*--* Movie 3-day Through the Weeks prediction (studio) (millions) weekend
1 The Family That Preys (Lionsgate) $16.1 $16.1 1
2 Burn After Reading (Focus) 14.2 14.2 1
3 Righteous Kill (Overture) 12.8 12.8 1
4 The Women (Picturehouse) 10.8 10.8 1
5 Tropic Thunder 4.6 103.4 5 (DreamWorks/Paramount)
6 The Dark Knight (Warner Bros.) 3.7 517.3 9
7 Bangkok Dangerous (Lionsgate) 3.6 13.8 2
8 The House Bunny (Sony) 3.4 41.2 4

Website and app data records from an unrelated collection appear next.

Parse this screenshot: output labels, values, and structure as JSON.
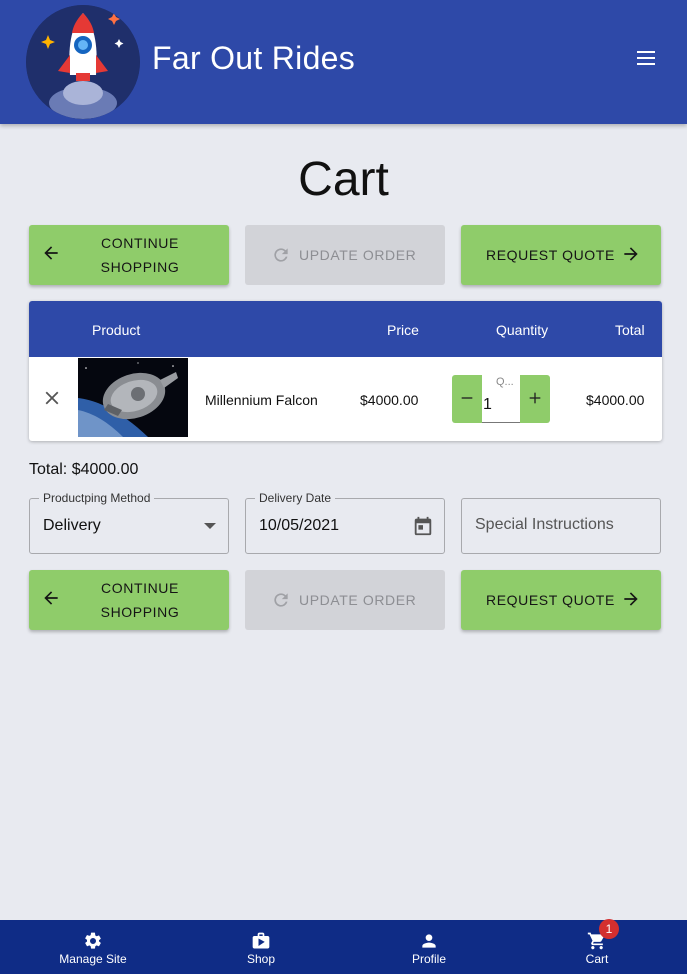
{
  "header": {
    "brand": "Far Out Rides",
    "logo_icon": "rocket-logo",
    "menu_icon": "hamburger-menu-icon"
  },
  "page": {
    "title": "Cart"
  },
  "actions": {
    "continue_shopping": "CONTINUE SHOPPING",
    "update_order": "UPDATE ORDER",
    "request_quote": "REQUEST QUOTE"
  },
  "table": {
    "headers": {
      "product": "Product",
      "price": "Price",
      "quantity": "Quantity",
      "total": "Total"
    },
    "rows": [
      {
        "product": "Millennium Falcon",
        "price": "$4000.00",
        "quantity_label": "Q...",
        "quantity": "1",
        "total": "$4000.00"
      }
    ]
  },
  "summary": {
    "total": "Total: $4000.00"
  },
  "form": {
    "shipping_method": {
      "label": "Productping Method",
      "value": "Delivery"
    },
    "delivery_date": {
      "label": "Delivery Date",
      "value": "10/05/2021"
    },
    "special_instructions": {
      "placeholder": "Special Instructions"
    }
  },
  "bottom_nav": {
    "items": [
      {
        "label": "Manage Site",
        "icon": "gear-icon"
      },
      {
        "label": "Shop",
        "icon": "shopping-bag-icon"
      },
      {
        "label": "Profile",
        "icon": "person-icon"
      },
      {
        "label": "Cart",
        "icon": "cart-icon"
      }
    ],
    "cart_badge": "1"
  },
  "colors": {
    "header": "#2e49a8",
    "accent_green": "#8fcc6a",
    "background": "#e8eaf0",
    "bottom_nav": "#0f2c86",
    "badge": "#d32f2f"
  }
}
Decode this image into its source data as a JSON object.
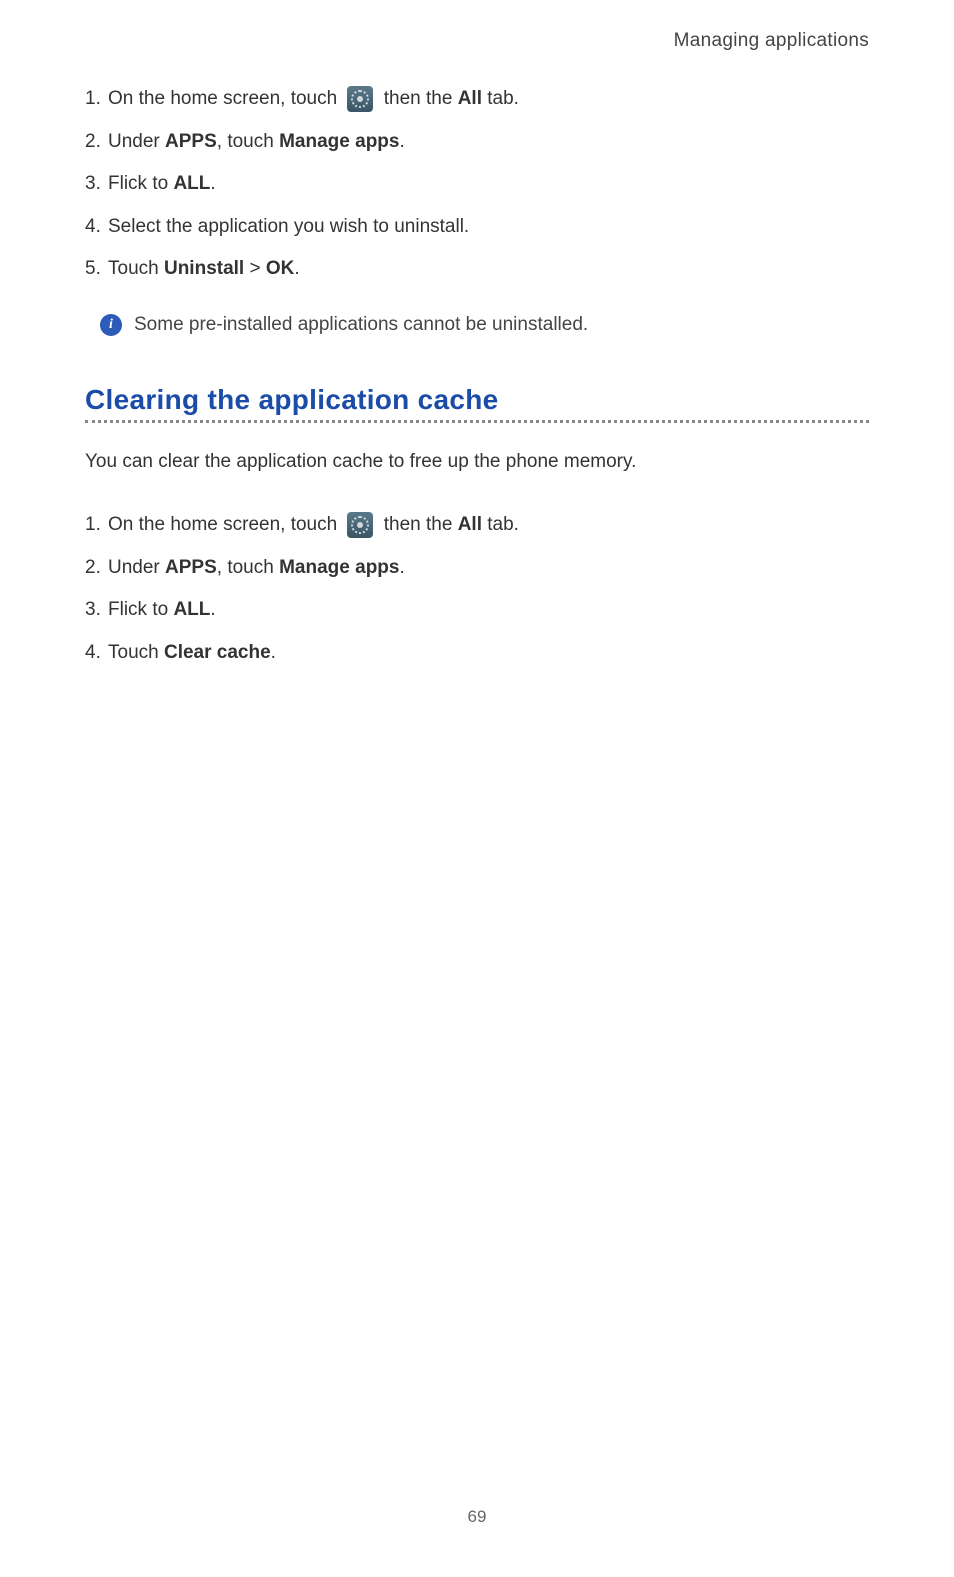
{
  "header": {
    "title": "Managing applications"
  },
  "uninstall_steps": {
    "step1": {
      "number": "1.",
      "text_before": "On the home screen, touch ",
      "text_after_icon": " then the ",
      "bold1": "All",
      "text_end": " tab."
    },
    "step2": {
      "number": "2.",
      "text1": "Under ",
      "bold1": "APPS",
      "text2": ", touch ",
      "bold2": "Manage apps",
      "text3": "."
    },
    "step3": {
      "number": "3.",
      "text1": "Flick to ",
      "bold1": "ALL",
      "text2": "."
    },
    "step4": {
      "number": "4.",
      "text1": "Select the application you wish to uninstall."
    },
    "step5": {
      "number": "5.",
      "text1": "Touch ",
      "bold1": "Uninstall",
      "text2": " > ",
      "bold2": "OK",
      "text3": "."
    }
  },
  "info_note": {
    "icon_char": "i",
    "text": "Some pre-installed applications cannot be uninstalled."
  },
  "section_heading": "Clearing the application cache",
  "intro_text": "You can clear the application cache to free up the phone memory.",
  "cache_steps": {
    "step1": {
      "number": "1.",
      "text_before": "On the home screen, touch ",
      "text_after_icon": " then the ",
      "bold1": "All",
      "text_end": " tab."
    },
    "step2": {
      "number": "2.",
      "text1": "Under ",
      "bold1": "APPS",
      "text2": ", touch ",
      "bold2": "Manage apps",
      "text3": "."
    },
    "step3": {
      "number": "3.",
      "text1": "Flick to ",
      "bold1": "ALL",
      "text2": "."
    },
    "step4": {
      "number": "4.",
      "text1": "Touch ",
      "bold1": "Clear cache",
      "text2": "."
    }
  },
  "page_number": "69"
}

9 Traitor (Overture) 2.5 21.1 3
10 Mamma Mia! (Universal) 2.0 139.5 9 *--*
Source: Times research
Los Angeles Times